Exercise data:
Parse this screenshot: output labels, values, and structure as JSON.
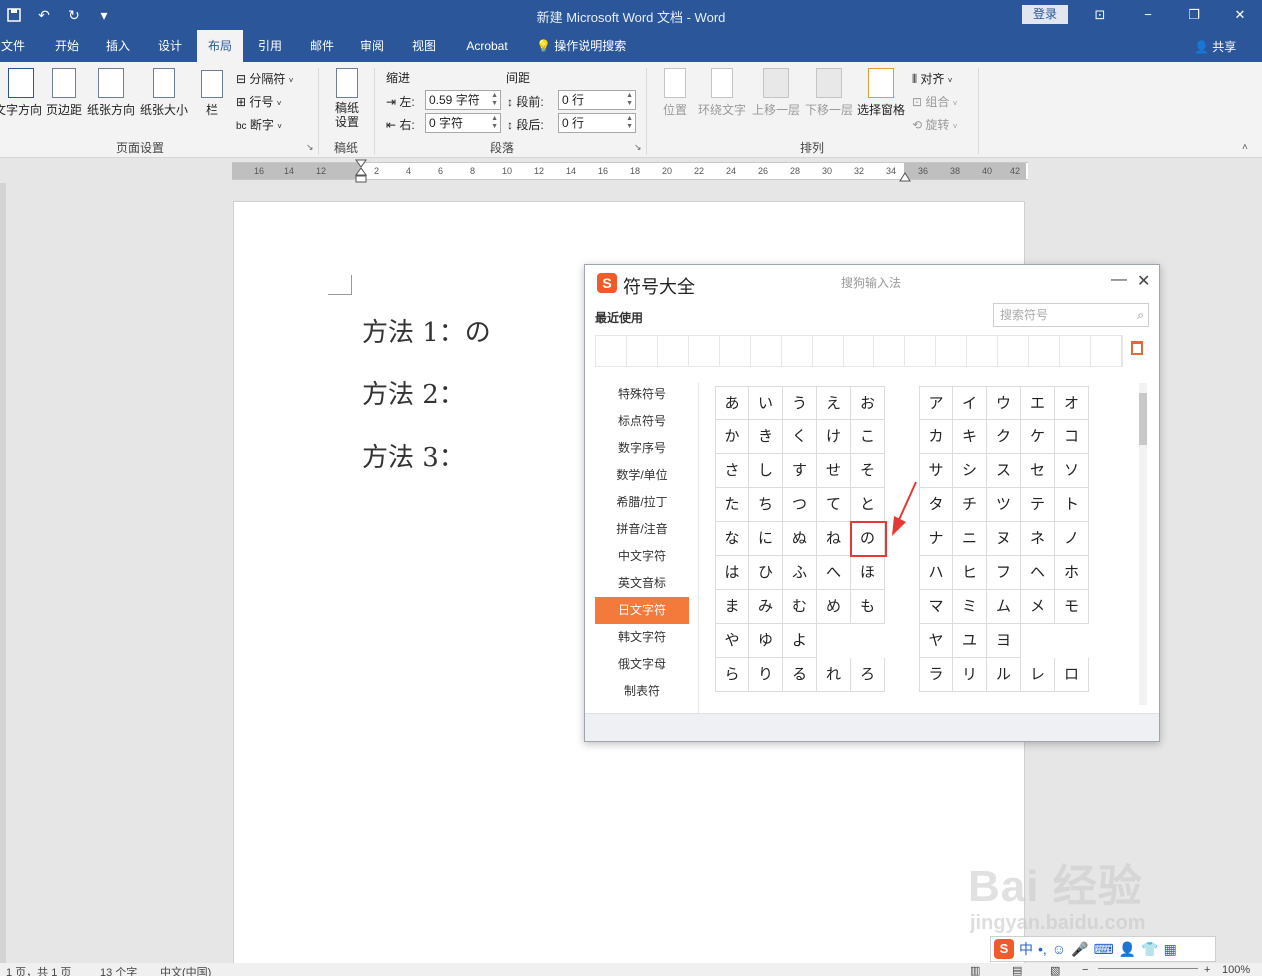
{
  "window": {
    "title": "新建 Microsoft Word 文档 - Word",
    "login": "登录",
    "controls": [
      "⊡",
      "−",
      "❐",
      "✕"
    ]
  },
  "quick_access": [
    "save-icon",
    "undo-icon",
    "redo-icon",
    "customize-icon"
  ],
  "tabs": [
    {
      "label": "文件"
    },
    {
      "label": "开始"
    },
    {
      "label": "插入"
    },
    {
      "label": "设计"
    },
    {
      "label": "布局"
    },
    {
      "label": "引用"
    },
    {
      "label": "邮件"
    },
    {
      "label": "审阅"
    },
    {
      "label": "视图"
    },
    {
      "label": "Acrobat"
    },
    {
      "label": "操作说明搜索"
    }
  ],
  "share": "共享",
  "ribbon": {
    "page_setup": {
      "text_direction": "文字方向",
      "margins": "页边距",
      "orientation": "纸张方向",
      "size": "纸张大小",
      "columns": "栏",
      "breaks": "分隔符",
      "line_numbers": "行号",
      "hyphenation": "断字",
      "label": "页面设置"
    },
    "draft": {
      "settings": "稿纸\n设置",
      "label": "稿纸"
    },
    "paragraph": {
      "indent_header": "缩进",
      "spacing_header": "间距",
      "left_label": "左:",
      "left_value": "0.59 字符",
      "right_label": "右:",
      "right_value": "0 字符",
      "before_label": "段前:",
      "before_value": "0 行",
      "after_label": "段后:",
      "after_value": "0 行",
      "label": "段落"
    },
    "arrange": {
      "position": "位置",
      "wrap_text": "环绕文字",
      "bring_forward": "上移一层",
      "send_backward": "下移一层",
      "selection_pane": "选择窗格",
      "align": "对齐",
      "group": "组合",
      "rotate": "旋转",
      "label": "排列"
    }
  },
  "ruler_ticks": [
    "16",
    "14",
    "12",
    "2",
    "4",
    "6",
    "8",
    "10",
    "12",
    "14",
    "16",
    "18",
    "20",
    "22",
    "24",
    "26",
    "28",
    "30",
    "32",
    "34",
    "36",
    "38",
    "40",
    "42"
  ],
  "document": {
    "lines": [
      "方法 1：の",
      "方法 2：",
      "方法 3："
    ]
  },
  "symbol_dialog": {
    "title": "符号大全",
    "subtitle": "搜狗输入法",
    "recent_label": "最近使用",
    "search_placeholder": "搜索符号",
    "categories": [
      {
        "label": "特殊符号"
      },
      {
        "label": "标点符号"
      },
      {
        "label": "数字序号"
      },
      {
        "label": "数学/单位"
      },
      {
        "label": "希腊/拉丁"
      },
      {
        "label": "拼音/注音"
      },
      {
        "label": "中文字符"
      },
      {
        "label": "英文音标"
      },
      {
        "label": "日文字符",
        "active": true
      },
      {
        "label": "韩文字符"
      },
      {
        "label": "俄文字母"
      },
      {
        "label": "制表符"
      }
    ],
    "hiragana": [
      [
        "あ",
        "い",
        "う",
        "え",
        "お"
      ],
      [
        "か",
        "き",
        "く",
        "け",
        "こ"
      ],
      [
        "さ",
        "し",
        "す",
        "せ",
        "そ"
      ],
      [
        "た",
        "ち",
        "つ",
        "て",
        "と"
      ],
      [
        "な",
        "に",
        "ぬ",
        "ね",
        "の"
      ],
      [
        "は",
        "ひ",
        "ふ",
        "へ",
        "ほ"
      ],
      [
        "ま",
        "み",
        "む",
        "め",
        "も"
      ],
      [
        "や",
        "ゆ",
        "よ",
        "",
        ""
      ],
      [
        "ら",
        "り",
        "る",
        "れ",
        "ろ"
      ]
    ],
    "katakana": [
      [
        "ア",
        "イ",
        "ウ",
        "エ",
        "オ"
      ],
      [
        "カ",
        "キ",
        "ク",
        "ケ",
        "コ"
      ],
      [
        "サ",
        "シ",
        "ス",
        "セ",
        "ソ"
      ],
      [
        "タ",
        "チ",
        "ツ",
        "テ",
        "ト"
      ],
      [
        "ナ",
        "ニ",
        "ヌ",
        "ネ",
        "ノ"
      ],
      [
        "ハ",
        "ヒ",
        "フ",
        "ヘ",
        "ホ"
      ],
      [
        "マ",
        "ミ",
        "ム",
        "メ",
        "モ"
      ],
      [
        "ヤ",
        "ユ",
        "ヨ",
        "",
        ""
      ],
      [
        "ラ",
        "リ",
        "ル",
        "レ",
        "ロ"
      ]
    ],
    "highlighted_char": "の"
  },
  "status_bar": {
    "page": "1 页，共 1 页",
    "words": "13 个字",
    "language": "中文(中国)",
    "zoom": "100%"
  },
  "watermark": {
    "brand": "Bai 经验",
    "url": "jingyan.baidu.com"
  },
  "ime_bar": {
    "mode": "中",
    "punct": "•,"
  },
  "colors": {
    "word_blue": "#2b579a",
    "sogou_orange": "#f47a3b",
    "highlight_red": "#e53935"
  }
}
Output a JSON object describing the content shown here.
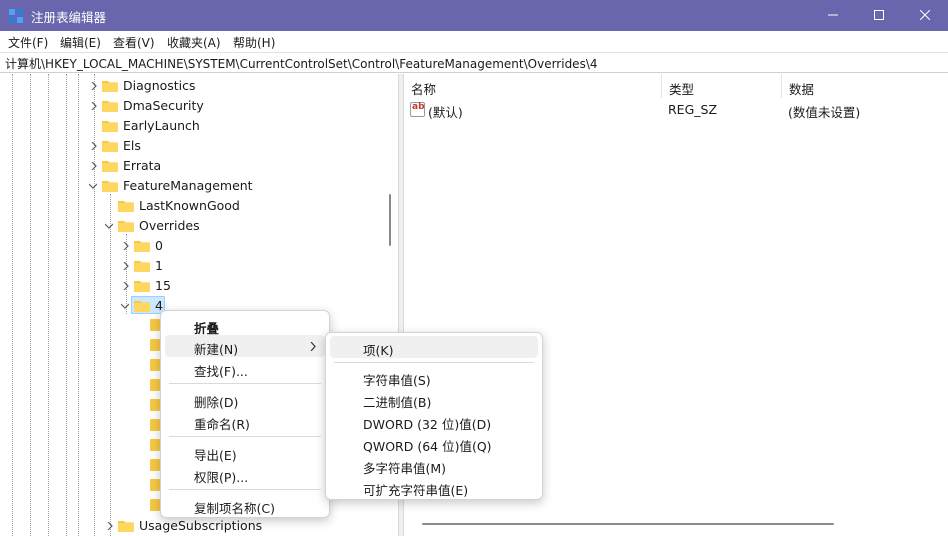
{
  "window": {
    "title": "注册表编辑器",
    "accent": "#6a66ad"
  },
  "menubar": {
    "items": [
      "文件(F)",
      "编辑(E)",
      "查看(V)",
      "收藏夹(A)",
      "帮助(H)"
    ]
  },
  "address": "计算机\\HKEY_LOCAL_MACHINE\\SYSTEM\\CurrentControlSet\\Control\\FeatureManagement\\Overrides\\4",
  "tree": {
    "items": [
      {
        "label": "Diagnostics",
        "expanded": false
      },
      {
        "label": "DmaSecurity",
        "expanded": false
      },
      {
        "label": "EarlyLaunch",
        "expanded": false
      },
      {
        "label": "Els",
        "expanded": false
      },
      {
        "label": "Errata",
        "expanded": false
      },
      {
        "label": "FeatureManagement",
        "expanded": true
      },
      {
        "label": "LastKnownGood",
        "expanded": false
      },
      {
        "label": "Overrides",
        "expanded": true
      },
      {
        "label": "0",
        "expanded": false
      },
      {
        "label": "1",
        "expanded": false
      },
      {
        "label": "15",
        "expanded": false
      },
      {
        "label": "4",
        "expanded": true,
        "selected": true
      },
      {
        "label": "UsageSubscriptions",
        "expanded": false
      }
    ]
  },
  "list": {
    "columns": [
      "名称",
      "类型",
      "数据"
    ],
    "rows": [
      {
        "name": "(默认)",
        "type": "REG_SZ",
        "data": "(数值未设置)",
        "icon": "string-value-icon"
      }
    ]
  },
  "context_menu": {
    "items": [
      {
        "label": "折叠",
        "bold": true
      },
      {
        "label": "新建(N)",
        "submenu": true,
        "hovered": true
      },
      {
        "label": "查找(F)..."
      },
      {
        "label": "删除(D)"
      },
      {
        "label": "重命名(R)"
      },
      {
        "label": "导出(E)"
      },
      {
        "label": "权限(P)..."
      },
      {
        "label": "复制项名称(C)"
      }
    ]
  },
  "submenu": {
    "items": [
      {
        "label": "项(K)",
        "hovered": true
      },
      {
        "label": "字符串值(S)"
      },
      {
        "label": "二进制值(B)"
      },
      {
        "label": "DWORD (32 位)值(D)"
      },
      {
        "label": "QWORD (64 位)值(Q)"
      },
      {
        "label": "多字符串值(M)"
      },
      {
        "label": "可扩充字符串值(E)"
      }
    ]
  }
}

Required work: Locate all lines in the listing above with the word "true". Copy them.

Written answer:
        "active": true
        "expanded": true
        "expanded": true
        "expanded": true,
        "selected": true
        "bold": true
        "submenu": true,
        "hovered": true
        "hovered": true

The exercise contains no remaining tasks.